Do the same thing with the frozen peas. Because the peas have much less mass they will cook much more quickly. You may want to drain the peas through a strainer within about 30 seconds of them hitting the hot salty water. They will have a wonderful green color. Again, run cold water over them immediately to stop the cooking. Both vegetables will be added back to the pan in order to rewarm them and all the ingredients prior to the final plating. Quenching them under the cold water will freeze the cooking and color right where you pulled them out of the pan.
Okay, we’re into the final stretch now. In the pan that is holding the mushrooms, rewarm it under low heat. Place the scallops into the pan over the mushrooms. Then place the carrots around the pan and pour the peas in last to begin warming.
While the saute pan is finishing the final warming, cut the lids off the puff pastry and arrange one per plate
Let your creative food stylings take over from here. Place a scallop or two in the puff pastry and around the plate. Arrange some carrots and peas over the whole plate. With a large spoon, place a few spoonfuls of the beurre blanc sauce over the whole plate and garnish with a little chopped parsley over the top. Stand back and admire for a couple of seconds and promptly bolt for the table with all the plates.
The beurre blanc sauce soaking into the puff pastry really brings back some memories of great French meals. The sweet scallops and crisply blanched spring vegetables add an array of earthy and ocean tastes and texture to this wonderful dish.
What did I learn:
- This is a reasonably complex recipe. I would put it at a 6 on a 1-10 scale where I don’t usually even attempt things like 9’s and 10’s.
- Get all of your ingredients ready to go first for all three portions of the dish. The more prepared you can be will improve the feeling of how difficult this recipe is and it will very much help with the timing and making everything come together in a coordinated fashion.
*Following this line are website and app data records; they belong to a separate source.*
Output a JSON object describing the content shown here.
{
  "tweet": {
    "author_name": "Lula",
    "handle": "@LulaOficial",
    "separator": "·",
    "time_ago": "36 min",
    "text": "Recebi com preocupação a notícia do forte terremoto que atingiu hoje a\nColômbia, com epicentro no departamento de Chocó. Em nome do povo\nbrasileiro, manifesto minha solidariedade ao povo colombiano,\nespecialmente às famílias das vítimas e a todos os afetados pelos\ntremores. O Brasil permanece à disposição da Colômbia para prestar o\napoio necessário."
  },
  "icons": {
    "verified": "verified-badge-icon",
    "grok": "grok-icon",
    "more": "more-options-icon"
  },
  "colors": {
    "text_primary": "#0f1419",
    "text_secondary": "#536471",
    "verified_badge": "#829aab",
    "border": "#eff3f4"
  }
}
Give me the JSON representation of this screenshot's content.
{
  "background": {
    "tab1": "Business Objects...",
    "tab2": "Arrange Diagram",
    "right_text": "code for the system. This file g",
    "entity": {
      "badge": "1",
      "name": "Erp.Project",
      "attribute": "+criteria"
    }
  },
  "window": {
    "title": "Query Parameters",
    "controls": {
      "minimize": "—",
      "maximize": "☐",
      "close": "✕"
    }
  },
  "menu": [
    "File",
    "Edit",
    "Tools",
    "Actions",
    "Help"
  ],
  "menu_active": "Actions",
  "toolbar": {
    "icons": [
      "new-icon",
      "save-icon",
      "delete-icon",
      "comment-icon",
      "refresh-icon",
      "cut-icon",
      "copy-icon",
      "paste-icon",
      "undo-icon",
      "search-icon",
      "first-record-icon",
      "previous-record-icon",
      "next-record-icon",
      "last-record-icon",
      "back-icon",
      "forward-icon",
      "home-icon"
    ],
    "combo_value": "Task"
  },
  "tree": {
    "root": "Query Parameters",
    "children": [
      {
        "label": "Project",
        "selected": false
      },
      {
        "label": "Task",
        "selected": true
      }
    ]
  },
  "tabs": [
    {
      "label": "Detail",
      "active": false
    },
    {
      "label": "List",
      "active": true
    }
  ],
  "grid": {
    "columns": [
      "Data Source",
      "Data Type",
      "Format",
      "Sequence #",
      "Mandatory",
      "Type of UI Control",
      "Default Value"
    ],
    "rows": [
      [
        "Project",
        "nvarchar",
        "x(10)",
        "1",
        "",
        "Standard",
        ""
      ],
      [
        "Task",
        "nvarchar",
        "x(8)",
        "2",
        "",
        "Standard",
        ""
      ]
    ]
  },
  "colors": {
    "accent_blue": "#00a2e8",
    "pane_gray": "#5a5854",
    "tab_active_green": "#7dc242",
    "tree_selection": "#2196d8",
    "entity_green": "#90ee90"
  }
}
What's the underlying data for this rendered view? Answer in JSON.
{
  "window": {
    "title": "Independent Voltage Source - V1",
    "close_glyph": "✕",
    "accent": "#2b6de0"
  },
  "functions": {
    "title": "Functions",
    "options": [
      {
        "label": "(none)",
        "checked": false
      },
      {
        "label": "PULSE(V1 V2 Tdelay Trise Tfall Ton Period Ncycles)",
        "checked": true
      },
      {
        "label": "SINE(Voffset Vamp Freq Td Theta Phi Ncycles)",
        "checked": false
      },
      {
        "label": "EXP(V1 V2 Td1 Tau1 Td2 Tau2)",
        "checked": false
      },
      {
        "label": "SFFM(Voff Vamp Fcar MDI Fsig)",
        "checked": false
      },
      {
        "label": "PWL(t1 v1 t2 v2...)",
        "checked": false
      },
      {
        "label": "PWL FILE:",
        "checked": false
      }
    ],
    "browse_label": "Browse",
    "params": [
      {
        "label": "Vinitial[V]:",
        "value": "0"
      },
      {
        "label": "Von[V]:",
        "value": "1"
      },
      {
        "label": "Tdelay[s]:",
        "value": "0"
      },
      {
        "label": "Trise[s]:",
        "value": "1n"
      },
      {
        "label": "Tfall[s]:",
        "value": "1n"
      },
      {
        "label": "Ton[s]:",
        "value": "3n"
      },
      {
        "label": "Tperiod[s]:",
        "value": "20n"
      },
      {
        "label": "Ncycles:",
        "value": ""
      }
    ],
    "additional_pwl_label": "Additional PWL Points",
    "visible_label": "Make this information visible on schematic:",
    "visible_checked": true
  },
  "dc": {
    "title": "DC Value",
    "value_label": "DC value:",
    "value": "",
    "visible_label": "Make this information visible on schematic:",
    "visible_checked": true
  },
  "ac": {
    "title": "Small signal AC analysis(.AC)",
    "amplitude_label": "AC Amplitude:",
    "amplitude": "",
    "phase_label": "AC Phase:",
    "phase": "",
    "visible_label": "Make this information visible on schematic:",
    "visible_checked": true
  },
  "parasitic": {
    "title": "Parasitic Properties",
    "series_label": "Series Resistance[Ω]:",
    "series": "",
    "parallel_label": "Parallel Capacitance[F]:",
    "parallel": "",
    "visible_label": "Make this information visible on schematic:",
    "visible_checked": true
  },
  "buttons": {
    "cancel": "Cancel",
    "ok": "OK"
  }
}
- Puff pastry cooks quickly. Know that it takes about 15 minutes. Get it cut and ready on a baking sheet and the oven warmed up. Then you can time it more closely to get a nice hot steaming puff pastry to serve on the plate.
- Using all chardonnay instead of part white wine vinegar was a good move. The sauce was wonderful and it did not need the extra tartness that the vinegar would have imparted.
Let me know how it goes for you.